__ABOUT THIS EXERCISE__: Run through the records and show each line that includes the string "icon".

__DATA EXTRACT__:
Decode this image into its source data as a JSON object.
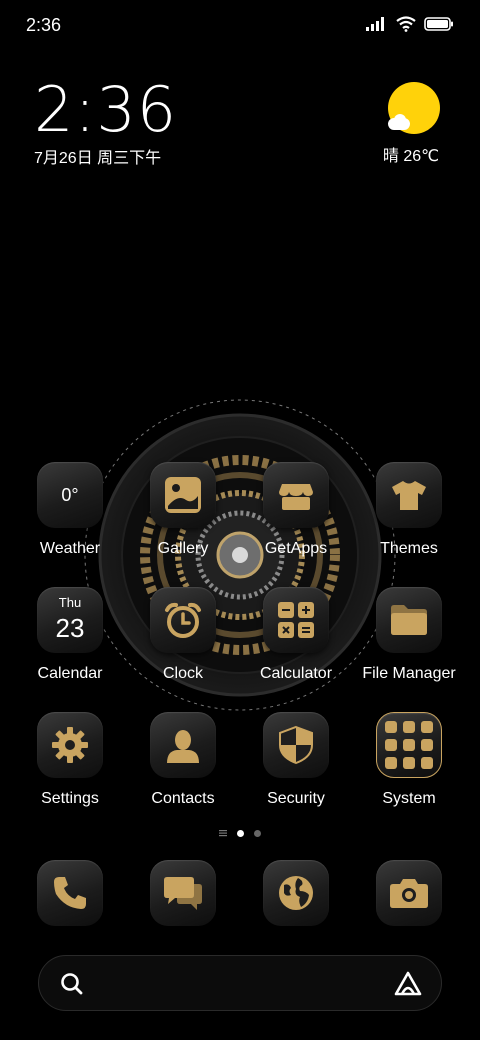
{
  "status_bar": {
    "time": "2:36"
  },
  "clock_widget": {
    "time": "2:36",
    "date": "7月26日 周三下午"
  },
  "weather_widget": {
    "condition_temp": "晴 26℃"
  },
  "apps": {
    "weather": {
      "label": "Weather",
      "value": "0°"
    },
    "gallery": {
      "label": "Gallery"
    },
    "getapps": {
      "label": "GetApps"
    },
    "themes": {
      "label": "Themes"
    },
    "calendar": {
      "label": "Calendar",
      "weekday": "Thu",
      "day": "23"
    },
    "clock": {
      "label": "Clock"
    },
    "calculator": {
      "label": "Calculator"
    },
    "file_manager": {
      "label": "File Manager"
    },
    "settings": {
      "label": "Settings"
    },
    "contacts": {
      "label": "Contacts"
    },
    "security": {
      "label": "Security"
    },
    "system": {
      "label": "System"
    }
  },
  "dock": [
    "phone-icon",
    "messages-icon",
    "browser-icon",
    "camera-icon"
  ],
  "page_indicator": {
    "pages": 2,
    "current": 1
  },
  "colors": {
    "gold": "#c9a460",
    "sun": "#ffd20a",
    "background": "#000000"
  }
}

__EXPECTED ANSWER__:
    "phone-icon",
    "messages-icon",
    "browser-icon",
    "camera-icon"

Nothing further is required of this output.